It’s a strange way to become a President. But don’t stress yourself that much. It happened in Madagascar the other day after weeks of political strife and crowd gathering that forced the country’s President, Marc Ravalomanana to exit from State House after a seemingly national revolt.
It all had the brushing of what happened years ago when Filipino President Ferninand Marcos was chased out of office in the Phillipines by crowds chanting “down with the corruption.”
The difference with now is that power was handed over to the army who dutifully passed it on to another civilian, an opposition pretender waiting in the wings, as in the case of Madagascar.
It is still difficult to decipher the intricacies of the Madagascar development and how it fits or misfit into the democratic outfit. Not only are democrats worldwide perplexed with it all but to stay within the continental orbit, even the other slow-to-react African Union is saying it is squarely off the scoreboard.
Questions that are ranting are on what platform has the presidency been transferred to former Mayor Andry Rofoelina who never contested the 2006 election in the first place.
Whatever colouring is applied, the scenario is nothing but a coup as the African Union stated.

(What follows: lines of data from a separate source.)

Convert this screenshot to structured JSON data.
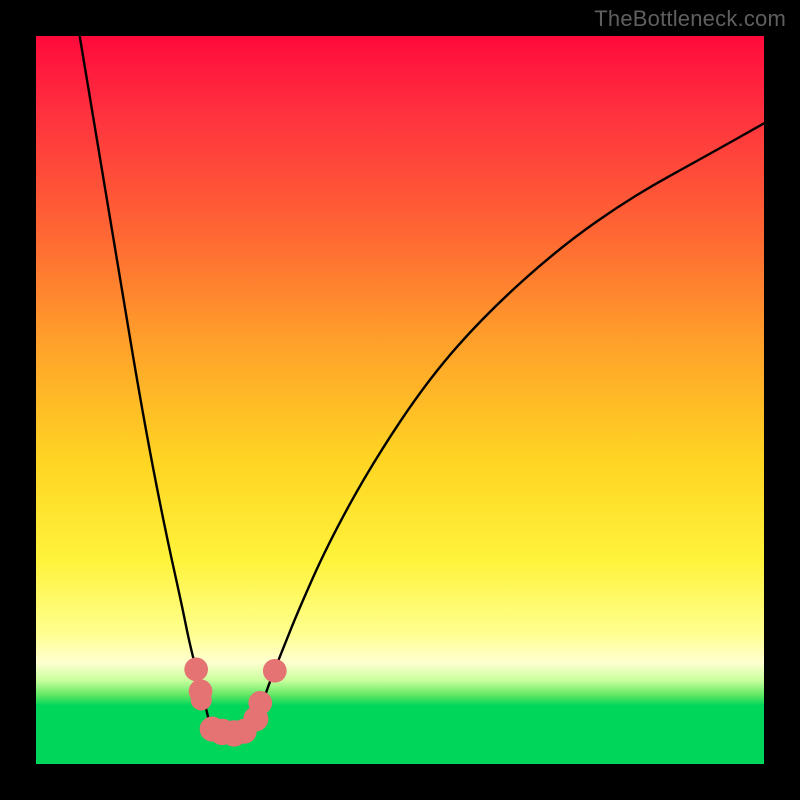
{
  "watermark": "TheBottleneck.com",
  "chart_data": {
    "type": "line",
    "title": "",
    "xlabel": "",
    "ylabel": "",
    "xlim": [
      0,
      100
    ],
    "ylim": [
      0,
      100
    ],
    "series": [
      {
        "name": "left-branch",
        "x": [
          6,
          8,
          10,
          12,
          14,
          16,
          18,
          20,
          21,
          22,
          22.8,
          23.5,
          24
        ],
        "y": [
          100,
          88,
          76,
          64,
          52,
          41,
          31,
          22,
          17,
          13,
          10,
          7,
          5
        ]
      },
      {
        "name": "right-branch",
        "x": [
          30,
          31,
          32,
          34,
          36,
          40,
          46,
          54,
          62,
          72,
          82,
          92,
          100
        ],
        "y": [
          5,
          8,
          11,
          16,
          21,
          30,
          41,
          53,
          62,
          71,
          78,
          83.5,
          88
        ]
      }
    ],
    "markers": {
      "name": "highlight-dots",
      "color": "#e57373",
      "points": [
        {
          "x": 22.0,
          "y": 13.0,
          "r": 1.2
        },
        {
          "x": 22.6,
          "y": 10.0,
          "r": 1.2
        },
        {
          "x": 22.7,
          "y": 8.8,
          "r": 1.0
        },
        {
          "x": 24.2,
          "y": 4.8,
          "r": 1.3
        },
        {
          "x": 25.6,
          "y": 4.4,
          "r": 1.4
        },
        {
          "x": 27.2,
          "y": 4.2,
          "r": 1.4
        },
        {
          "x": 28.6,
          "y": 4.5,
          "r": 1.3
        },
        {
          "x": 30.2,
          "y": 6.2,
          "r": 1.3
        },
        {
          "x": 30.8,
          "y": 8.4,
          "r": 1.2
        },
        {
          "x": 32.8,
          "y": 12.8,
          "r": 1.2
        }
      ]
    },
    "background_gradient": {
      "top": "#ff0a3b",
      "mid1": "#ffa02a",
      "mid2": "#fff33a",
      "bottom": "#00d65a"
    }
  }
}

Whether the arrangement will bring the much sort peace to troubled Madagascar for the moment appeared dodgy. For all it is worth, it may well turn out to be a political hold-over before the fall of the tornado. Edging out of the democratic orbit, what credentials do Rofoelina have to step into the seat of power?
Political observers were quick to point out that Rofoelina’s political strength has never been tested in terms of what he can do to turn around the misfortune of this once prosperous and admirable state.
Known by his critics to be a former disc jockey, flamboyant and sometimes a political drifter, his motive for wrestling power seemed to be a personal feud with Ravalomanana than anything else.
The 20 million population of Madagascar are unfortunately caught in the worldwide economic crunch of unemployment, staggering rise in food prices, poor health facilities and dwindling cash flow from those in the diaspora to near starving relatives back home.
To clean the present political debris, elections should be held within a year and the suggestion of two years brokered by Rofoelina should be brushed aside. After all, the deposed President had two years more to rule which has been snapped off by political pretenders with self agenda.
With Rofelina now working on borrowed political time, it remains to be seen how the situation will edge out.
It will be a mistake to dismiss what has happened in Madagascar as a “small inconvenience”. Whatever solution holds as far as the so-called transfer of power is concerned, the African Union is in quandary as to what the answer will be. It will set a precedent for any other country which may likely be tripped by such development.
African diplomats now have an additional diplomatic puzzle to contend with apart from changing governments through coup d’etat.
Many agree that it is the first time an African army has ducked being at the helm of power. It may be that the posture by the army was to keep Madagascar afloat through choppy waters but it has not been given the accolade that it was trying to play the democratic game.
The affairs became more twitchy by the nod given by the constitutional Council to shoo in Rofoelina as acting President. So the die is cast to end whatever upsurge might erupt.
Although there is an apparent clamour over the coming of Rofelina, no accurate garage exists where the popularity of the new leader can be measured or is known.
The streets of the capital, Tananarive may be busting at the seams, banners will continue to flutter spelling out the population support for the new leader but after the party will be over, wont the crowd thin out after they would have found that breakfast, lunch and dinner remain void of taste and proteins, much worse than under Ravalomanana?
Then the logical conclusion would have been like closing the stable door after the horse has bolted. No doubt the bickering in Madagascar are far from over and looking at things as they continue to unfold, it will take a long haul before things get stable… if ever.
All systems are now running anti-clock wise heading towards a collusion course predicting to a fatal crash.
Can Rofoelina, taking into consideration the competing anti-parallels, be able, like a symphony orchestra conductor, be able to strike the right tune, while signaling towards the right direction?
Then what stamp would the African Union give the troubled state in terms of its membership of the continental organization. The prevailing mood in the corridors of the African Union is that Madagascar should temporarily exit the organization as its current government is viewed as undemocratic. “Its like ousting a democratically-elected government without using a gun,” one diplomat sums it up.
So would the new leader be able to unruffle this contention while trying to put things right internally? The forecast is that things are predicted to get tougher before they get better as rival forces are at play.
Whatever way the issue is assessed, the chips are bound to hot parchy grounds.
The political battle lines are being played out not internally but externally and it is gathering the democratic heat.
How would the new leader jump the hurdle with both the African Union and SODEC, the Southern African Economic entity already dismissing the so-called switch of presidential power as bogus?
Given the current sensitivity it is apparent that no window of opportunity exists.
Also Rofoelina is six years below the age of 40 to constitutionally become President.
This is another undoing in a country which is the fifth largest island in the world. Many say the problems of Madagascar are ideologically rigid and would need more than a youngish former disc jockey to rave the right voice to get things in shape.
Some conservative Madagascans are already liking the situation to the popular Tananarive slogan: Bad dogs. Trespassers will be prosecuted if they survive.
By Rod Mac Johnson